[[ Data open ]]

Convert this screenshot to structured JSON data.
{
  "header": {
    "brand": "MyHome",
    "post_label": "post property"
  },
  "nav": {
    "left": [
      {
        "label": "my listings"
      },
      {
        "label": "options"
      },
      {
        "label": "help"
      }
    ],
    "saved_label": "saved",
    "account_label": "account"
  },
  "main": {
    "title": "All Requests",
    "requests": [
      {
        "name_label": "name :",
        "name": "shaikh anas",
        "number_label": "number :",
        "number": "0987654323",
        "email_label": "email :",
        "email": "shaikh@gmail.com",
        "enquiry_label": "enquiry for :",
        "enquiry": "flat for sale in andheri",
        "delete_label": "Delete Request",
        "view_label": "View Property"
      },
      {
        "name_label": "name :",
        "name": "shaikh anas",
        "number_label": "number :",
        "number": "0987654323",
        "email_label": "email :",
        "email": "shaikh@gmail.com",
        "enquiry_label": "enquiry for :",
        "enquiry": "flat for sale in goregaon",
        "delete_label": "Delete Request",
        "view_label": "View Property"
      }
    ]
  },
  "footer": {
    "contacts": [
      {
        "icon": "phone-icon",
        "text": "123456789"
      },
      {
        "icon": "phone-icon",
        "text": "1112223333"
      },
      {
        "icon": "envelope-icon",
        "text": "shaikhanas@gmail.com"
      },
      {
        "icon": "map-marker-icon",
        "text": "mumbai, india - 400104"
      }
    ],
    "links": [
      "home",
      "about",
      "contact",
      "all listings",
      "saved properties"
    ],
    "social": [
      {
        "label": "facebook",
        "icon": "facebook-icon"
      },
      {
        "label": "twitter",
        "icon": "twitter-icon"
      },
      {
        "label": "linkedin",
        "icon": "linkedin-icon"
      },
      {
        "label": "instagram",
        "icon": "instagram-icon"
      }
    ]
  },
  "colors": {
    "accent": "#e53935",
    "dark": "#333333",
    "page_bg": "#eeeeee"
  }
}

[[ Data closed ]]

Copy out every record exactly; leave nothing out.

Convert this screenshot to structured JSON data.
{
  "header": {
    "brand": "MyHome",
    "post_label": "post property"
  },
  "nav": {
    "left": [
      {
        "label": "my listings"
      },
      {
        "label": "options"
      },
      {
        "label": "help"
      }
    ],
    "saved_label": "saved",
    "account_label": "account"
  },
  "main": {
    "title": "All Requests",
    "requests": [
      {
        "name_label": "name :",
        "name": "shaikh anas",
        "number_label": "number :",
        "number": "0987654323",
        "email_label": "email :",
        "email": "shaikh@gmail.com",
        "enquiry_label": "enquiry for :",
        "enquiry": "flat for sale in andheri",
        "delete_label": "Delete Request",
        "view_label": "View Property"
      },
      {
        "name_label": "name :",
        "name": "shaikh anas",
        "number_label": "number :",
        "number": "0987654323",
        "email_label": "email :",
        "email": "shaikh@gmail.com",
        "enquiry_label": "enquiry for :",
        "enquiry": "flat for sale in goregaon",
        "delete_label": "Delete Request",
        "view_label": "View Property"
      }
    ]
  },
  "footer": {
    "contacts": [
      {
        "icon": "phone-icon",
        "text": "123456789"
      },
      {
        "icon": "phone-icon",
        "text": "1112223333"
      },
      {
        "icon": "envelope-icon",
        "text": "shaikhanas@gmail.com"
      },
      {
        "icon": "map-marker-icon",
        "text": "mumbai, india - 400104"
      }
    ],
    "links": [
      "home",
      "about",
      "contact",
      "all listings",
      "saved properties"
    ],
    "social": [
      {
        "label": "facebook",
        "icon": "facebook-icon"
      },
      {
        "label": "twitter",
        "icon": "twitter-icon"
      },
      {
        "label": "linkedin",
        "icon": "linkedin-icon"
      },
      {
        "label": "instagram",
        "icon": "instagram-icon"
      }
    ]
  },
  "colors": {
    "accent": "#e53935",
    "dark": "#333333",
    "page_bg": "#eeeeee"
  }
}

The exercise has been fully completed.